The driver had spent the afternoon drinking alcohol in a restaurant and two bars in the Northeast Heights.  Pharmaceutical company employees had invited the employees of an Albuquerque doctor’s office to lunch.  The lunch included alcohol.  After lunch, the hosts and the driver spent the rest of the afternoon drinking in two bars in Uptown.  When the driver left the second bar, she was “thoroughly intoxicated.” 

The mother made claims for wrongful death and personal injuries against the restaurant and the two bars where the driver had spent the afternoon drinking.  The mother also made claims against the pharmaceutical companies and their employees who had sponsored the lunch and the drinking.  The trial court dismissed the claims against the pharmaceutical companies and their employees under the Liquor Liability Act.  The trial court held that the companies and the employees were not liable as “social hosts” under the Act. 

The mother appealed the dismissals to the New Mexico Supreme Court.  The Supreme Court held that the drug companies and their employees had been properly sued as “social hosts” under the Liquor Liability Act.  The mother’s claims for wrongful death and New Mexico personal injury damages against the drug companies, the drug company employees, and the three liquor establishments will now be adjudicated in the trial court.

June 9, 2011

Fatal collision - gunfire, wrongful death and New Mexico bodily injuries

On April 9, 2011, a Toyota Lexus hit the right side of a Ford Tempo in the intersection of Airport Road and Paseo del Sol in Santa Fe.  The driver of the Lexus told police that she was escaping gunshots fired from a pursuing Ford Mustang.  The Mustang fled the scene of the accident.  

The Tempo was occupied by four people.  The driver and his two children were hospitalized.  The front seat passenger was the seventy-nine year old great-grandmother of the children.  She suffered fatal injuries.  The occupants of the Lexus were not injured.  The driver of the Mustang was later arrested.  He is facing multiple charges, including murder.  

A New Mexico personal injury lawyer could bring claims for wrongful death and bodily injuries against the drivers of the Lexus and the Mustang.  Depending on the facts, the driver of the Lexus could be found to be free of negligence.  The most culpable parties are the driver of the Mustang and the person who fired the gunshots from the Mustang.

If the driver of the Mustang and the shooter had automobile liability insurance, the insurance would not cover the damages caused in the collision.  Liability insurance policies exclude coverage for damages willfully caused by criminal conduct.  
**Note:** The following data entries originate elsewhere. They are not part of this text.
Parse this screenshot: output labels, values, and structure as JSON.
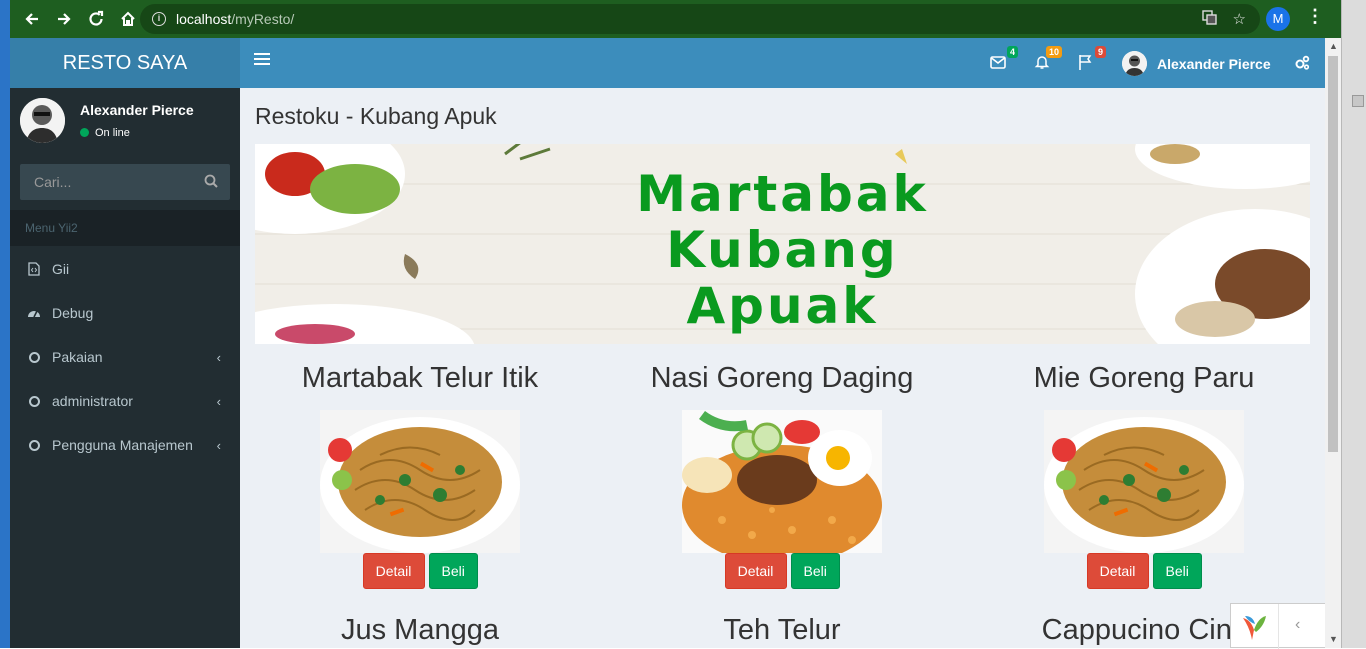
{
  "browser": {
    "url_host": "localhost",
    "url_path": "/myResto/",
    "profile_initial": "M"
  },
  "app": {
    "logo": "RESTO SAYA",
    "user_name": "Alexander Pierce",
    "user_status": "On line",
    "search_placeholder": "Cari...",
    "notifications": {
      "messages": "4",
      "alerts": "10",
      "tasks": "9"
    }
  },
  "sidebar": {
    "header": "Menu Yii2",
    "items": [
      {
        "label": "Gii",
        "icon": "file-code-icon"
      },
      {
        "label": "Debug",
        "icon": "dashboard-icon"
      },
      {
        "label": "Pakaian",
        "icon": "circle-icon",
        "chevron": "‹"
      },
      {
        "label": "administrator",
        "icon": "circle-icon",
        "chevron": "‹"
      },
      {
        "label": "Pengguna Manajemen",
        "icon": "circle-icon",
        "chevron": "‹"
      }
    ]
  },
  "page": {
    "title": "Restoku - Kubang Apuk",
    "banner_lines": [
      "Martabak",
      "Kubang",
      "Apuak"
    ],
    "products": [
      {
        "name": "Martabak Telur Itik",
        "detail": "Detail",
        "buy": "Beli",
        "image": "mie-goreng-photo"
      },
      {
        "name": "Nasi Goreng Daging",
        "detail": "Detail",
        "buy": "Beli",
        "image": "nasi-goreng-photo"
      },
      {
        "name": "Mie Goreng Paru",
        "detail": "Detail",
        "buy": "Beli",
        "image": "mie-goreng-photo"
      },
      {
        "name": "Jus Mangga"
      },
      {
        "name": "Teh Telur"
      },
      {
        "name": "Cappucino Cinc"
      }
    ]
  },
  "colors": {
    "header": "#3c8dbc",
    "logo": "#367fa9",
    "sidebar": "#222d32",
    "content": "#ecf0f5",
    "detail_btn": "#dd4b39",
    "buy_btn": "#00a65a",
    "banner_text": "#0a9a1f"
  }
}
If the driver of the Tempo had “uninsured motorist” insurance, the New Mexico car accident lawyer would make a claim for wrongful death and bodily injury damages against the insurance company under the “uninsured motorist” coverage.  Under New Mexico law, the driver of the Mustang and the shooter are “uninsured motorists.”

Under the “uninsured motorist” coverage, the insurance company is required to pay all damages for which the “uninsured motorists” are legally liable.  The exclusion for criminal conduct does not apply to the “uninsured motorist” coverage.  The insurance company would pay the damages for which the criminals are responsible.